Most people would consider sewage sludge an unlikely source of clean energy. However, with new federal dollars available to localities under the Inflation Reduction Act’s energy investment tax credit (ITC), wastewater could become a key tool in helping localities achieve their sustainability goals. According to the most recent U.S. Environmental Protection Agency (EPA) Greenhouse Gas Inventory, landfills and waste treatment/discharge account for nearly 20% of methane emissions nationally. Given the climate impact of methane, capturing these emissions and harnessing them as renewable natural gas (RNG) to cook meals and heat homes can help localities meet their sustainability goals affordably. Importantly, localities can elect for direct payment in lieu of the ITC for certain energy projects such as wastewater to RNG.
Currently, there are 279 operational RNG facilities and a further 460 facilities under construction or planned. Of those operational facilities, 30 are wastewater facilities with 18 more under construction or planned. Yet there are 15,000 publicly owned wastewater treatment facilities nationally, which highlights the tremendous opportunity made available by the IRA. Increasingly, local governments are looking to leverage their wastewater facilities as climate solutions by installing anaerobic digesters turning sewage sludge into RNG. A recent study found that a single wastewater project creates a total of 268 construction jobs and a further 18 operation and maintenance jobs.
In Roanoke, Virginia the water authority has partnered with the local natural gas utility, Roanoke Gas, to produce RNG from their facility which treats 19 million gallons of drinking water a day. The partnership, the first of its kind in Virginia, involves upgrading the facility’s existing digester equipment as well as constructing a gas conditioning system and interconnect facility to inject the RNG into Roanoke Gas’s distribution system. In total, the combined projects represent an approximately $16.5 million investment.. Roanoke Gas projects this new supply source will produce enough RNG to provide hot meals, warm showers, and heat 500 homes on a cold, winter day. The project allows for the complete recycling of waste to a level that was unimaginable only a short time ago.

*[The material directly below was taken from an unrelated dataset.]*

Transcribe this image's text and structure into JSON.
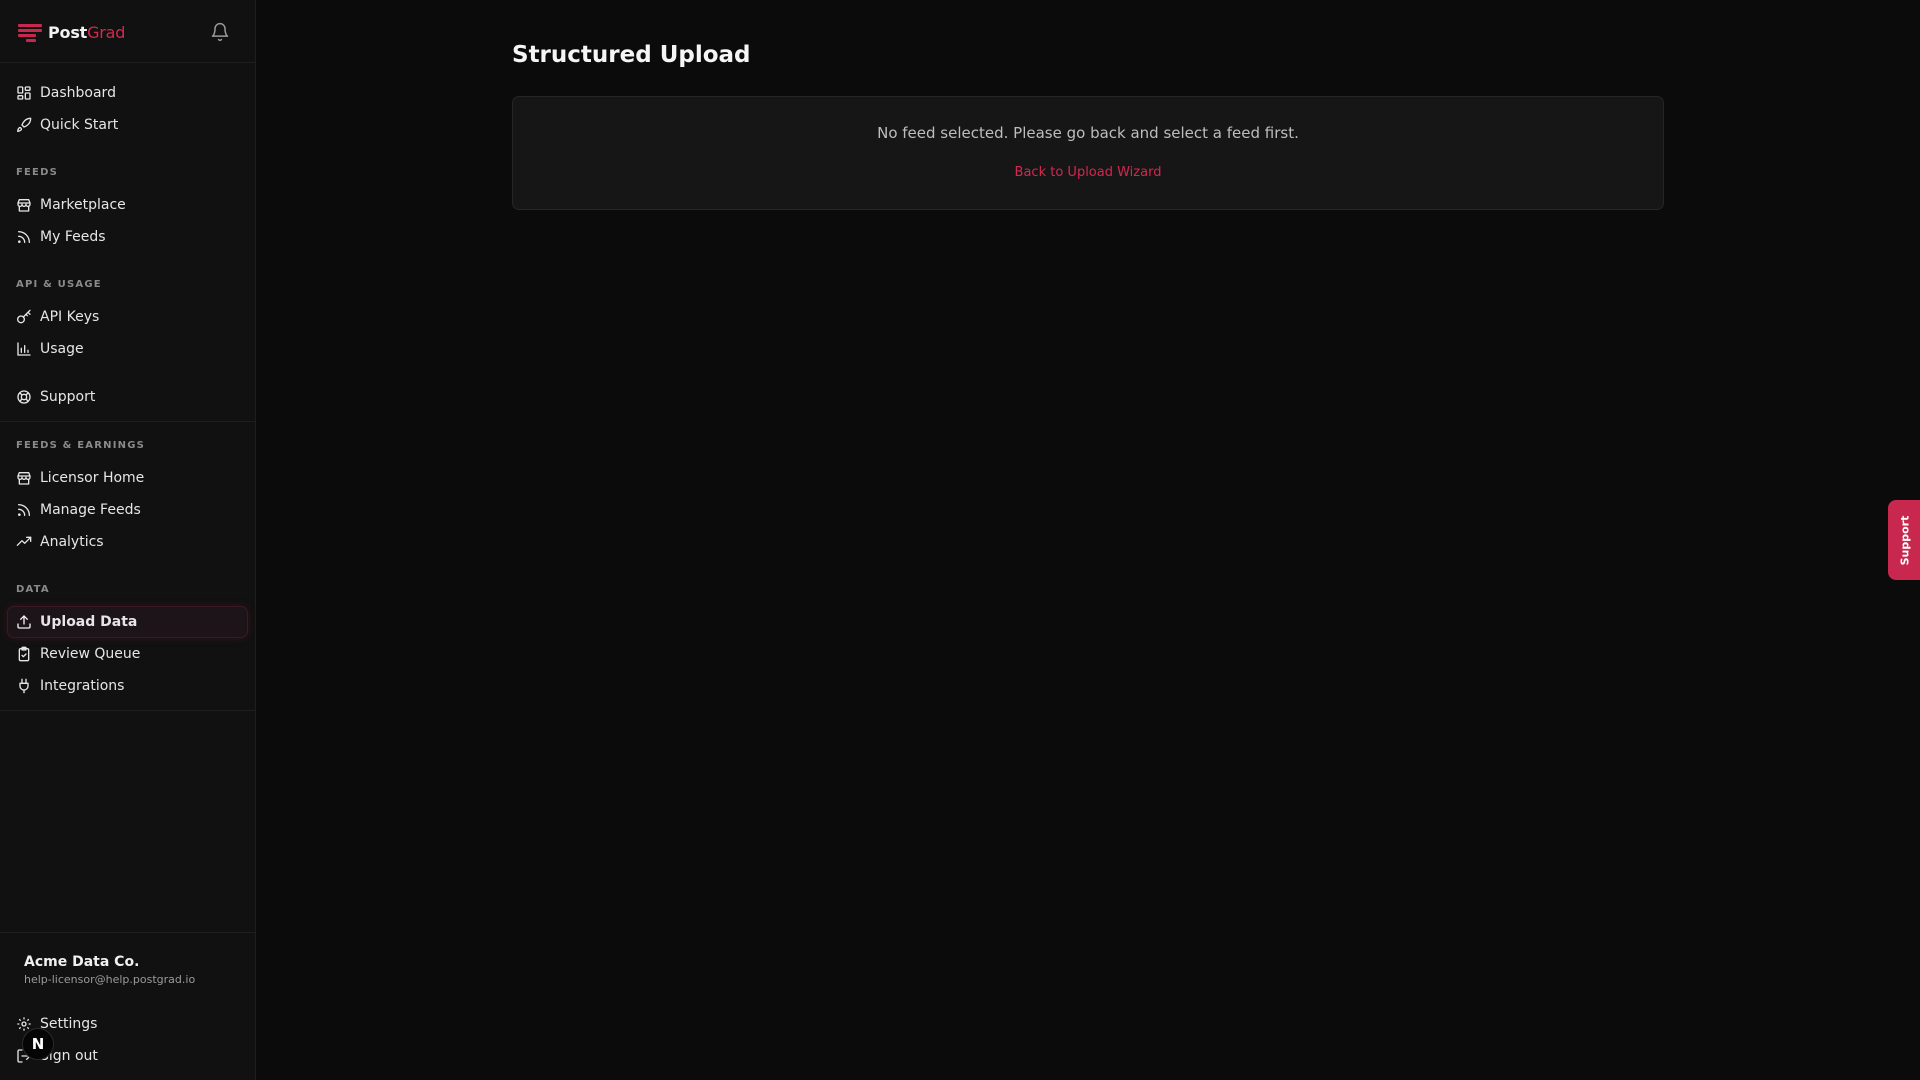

In Lincoln, Nebraska the local utility, Black Hills Energy, has been working with the city since 2017 to upgrade the equipment at the Lincoln Water Resource Recovery Facility to produce RNG. The project was completed in early 2021 and will generate $2.6 million each year, recouping the city’s investment in just 3.3 years according to Mayor Leirion Gaylor Baird. The plant recovers about 20 million gallons of water daily and with the infrastructure upgrades, produces enough RNG to displace 875,000 gallons of gasoline annually. The project received the Special Innovation Award from the Nebraska Water Environmental Association in 2020.
Experts estimate that RNG production capacity will grow by 50% or more by 2024 with the passing of the IRA and the growth in new projects. Investing in waste recovery is one of many ways America’s natural gas utilities are committed to working with their communities to achieve their sustainability goals by advancing local sources of affordable, clean energy.
About the Author
Frank Canavan is the Senior Manager of State Affairs with the American Gas Association.